Records excerpted from a collection:
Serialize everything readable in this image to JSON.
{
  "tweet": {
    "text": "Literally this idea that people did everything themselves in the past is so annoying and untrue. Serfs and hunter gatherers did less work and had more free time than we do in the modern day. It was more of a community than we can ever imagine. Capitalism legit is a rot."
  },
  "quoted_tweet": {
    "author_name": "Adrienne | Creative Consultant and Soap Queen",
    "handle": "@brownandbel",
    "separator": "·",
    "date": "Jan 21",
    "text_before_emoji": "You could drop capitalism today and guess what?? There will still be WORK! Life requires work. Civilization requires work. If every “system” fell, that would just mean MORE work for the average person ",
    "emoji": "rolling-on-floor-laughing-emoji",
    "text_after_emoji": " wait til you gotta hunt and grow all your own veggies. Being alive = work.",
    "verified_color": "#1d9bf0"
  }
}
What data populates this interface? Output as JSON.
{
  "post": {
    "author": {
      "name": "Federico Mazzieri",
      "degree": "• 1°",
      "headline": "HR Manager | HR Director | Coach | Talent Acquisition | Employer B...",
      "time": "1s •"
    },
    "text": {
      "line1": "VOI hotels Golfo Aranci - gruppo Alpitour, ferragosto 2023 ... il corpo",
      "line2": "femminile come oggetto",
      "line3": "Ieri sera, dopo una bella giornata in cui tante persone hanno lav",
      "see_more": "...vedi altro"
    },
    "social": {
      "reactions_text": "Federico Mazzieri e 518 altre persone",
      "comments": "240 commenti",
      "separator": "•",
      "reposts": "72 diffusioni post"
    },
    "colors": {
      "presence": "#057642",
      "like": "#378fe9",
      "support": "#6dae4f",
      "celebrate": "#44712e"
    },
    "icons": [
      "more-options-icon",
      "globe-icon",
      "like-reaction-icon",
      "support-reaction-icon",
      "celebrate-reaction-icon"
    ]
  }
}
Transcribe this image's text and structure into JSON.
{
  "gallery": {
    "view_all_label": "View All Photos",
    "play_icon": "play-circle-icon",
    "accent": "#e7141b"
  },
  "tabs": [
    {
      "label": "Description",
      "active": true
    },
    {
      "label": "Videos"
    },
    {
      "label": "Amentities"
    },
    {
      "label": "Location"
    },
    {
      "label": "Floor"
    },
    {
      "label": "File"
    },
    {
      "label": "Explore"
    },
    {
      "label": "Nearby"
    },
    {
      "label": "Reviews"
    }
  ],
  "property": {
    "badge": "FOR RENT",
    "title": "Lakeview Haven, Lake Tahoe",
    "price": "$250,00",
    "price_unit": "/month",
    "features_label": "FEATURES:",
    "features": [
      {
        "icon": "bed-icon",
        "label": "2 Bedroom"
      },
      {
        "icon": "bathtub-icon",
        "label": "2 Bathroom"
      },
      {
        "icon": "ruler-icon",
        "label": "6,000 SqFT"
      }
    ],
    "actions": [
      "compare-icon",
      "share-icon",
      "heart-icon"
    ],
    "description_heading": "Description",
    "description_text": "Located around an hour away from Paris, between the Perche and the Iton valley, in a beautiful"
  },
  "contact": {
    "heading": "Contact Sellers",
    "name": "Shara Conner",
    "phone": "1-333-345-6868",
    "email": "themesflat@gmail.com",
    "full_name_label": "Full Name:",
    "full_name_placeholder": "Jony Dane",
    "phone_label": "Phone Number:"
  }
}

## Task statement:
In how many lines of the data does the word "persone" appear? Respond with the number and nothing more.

## Problem solution:
2